IN WHICH HE GOES TO PARIS FOR A NIGHT
Drummond had acted on the spur of the moment. It would have been manifestly impossible for any man, certainly of his calibre, to have watched the American being tortured without doing something to try to help him. At the same time the last thing he had wanted to do was to give away his presence on the roof. The information he had obtained that night was of such vital importance that it was absolutely essential for him to get away with it somehow; and, at the moment, his chances of so doing did not appear particularly bright. It looked as if it was only a question of time before they must get him.
But as usual with Drummond, the tighter the corner, the cooler his head. He watched Lakington dart from the room, followed more slowly by Peterson, and then occurred one of those strokes of luck on which the incorrigible soldier always depended. The girl left the room as well.

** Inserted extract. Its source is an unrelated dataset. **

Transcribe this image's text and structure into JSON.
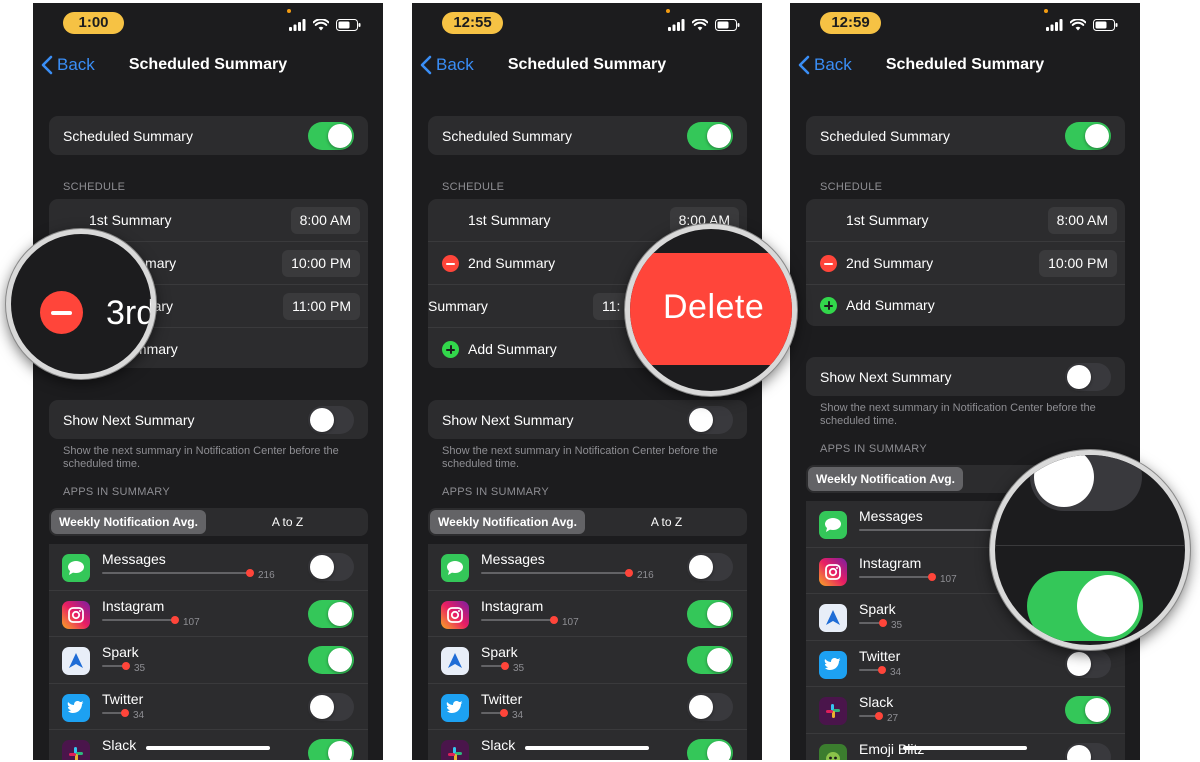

She kissed her hand towards him, and then she smiled.
"You intrigue me, ugly one," she remarked, looking up, "intrigue me vastly. I am now going out to get a really good view of the Kill."
And the next moment Potts was alone. He was